* _Try it_
Repeat the data below word for word.
__________
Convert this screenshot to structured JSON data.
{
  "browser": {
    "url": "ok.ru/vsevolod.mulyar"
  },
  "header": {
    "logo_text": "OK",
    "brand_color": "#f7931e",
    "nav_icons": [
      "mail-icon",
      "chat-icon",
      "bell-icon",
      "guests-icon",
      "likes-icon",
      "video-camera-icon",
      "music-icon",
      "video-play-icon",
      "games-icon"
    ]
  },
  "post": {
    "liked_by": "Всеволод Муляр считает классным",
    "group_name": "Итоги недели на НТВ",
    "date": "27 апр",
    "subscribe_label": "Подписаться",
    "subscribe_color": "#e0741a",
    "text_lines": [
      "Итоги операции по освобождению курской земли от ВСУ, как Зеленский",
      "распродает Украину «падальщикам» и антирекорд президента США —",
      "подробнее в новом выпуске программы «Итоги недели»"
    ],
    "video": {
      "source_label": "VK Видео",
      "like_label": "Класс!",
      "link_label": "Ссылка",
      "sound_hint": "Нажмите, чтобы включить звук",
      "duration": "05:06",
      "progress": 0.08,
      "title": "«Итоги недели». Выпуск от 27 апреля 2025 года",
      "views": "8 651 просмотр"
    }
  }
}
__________
* _Exercise response_
Convert this screenshot to structured JSON data.
{
  "browser": {
    "url": "ok.ru/vsevolod.mulyar"
  },
  "header": {
    "logo_text": "OK",
    "brand_color": "#f7931e",
    "nav_icons": [
      "mail-icon",
      "chat-icon",
      "bell-icon",
      "guests-icon",
      "likes-icon",
      "video-camera-icon",
      "music-icon",
      "video-play-icon",
      "games-icon"
    ]
  },
  "post": {
    "liked_by": "Всеволод Муляр считает классным",
    "group_name": "Итоги недели на НТВ",
    "date": "27 апр",
    "subscribe_label": "Подписаться",
    "subscribe_color": "#e0741a",
    "text_lines": [
      "Итоги операции по освобождению курской земли от ВСУ, как Зеленский",
      "распродает Украину «падальщикам» и антирекорд президента США —",
      "подробнее в новом выпуске программы «Итоги недели»"
    ],
    "video": {
      "source_label": "VK Видео",
      "like_label": "Класс!",
      "link_label": "Ссылка",
      "sound_hint": "Нажмите, чтобы включить звук",
      "duration": "05:06",
      "progress": 0.08,
      "title": "«Итоги недели». Выпуск от 27 апреля 2025 года",
      "views": "8 651 просмотр"
    }
  }
}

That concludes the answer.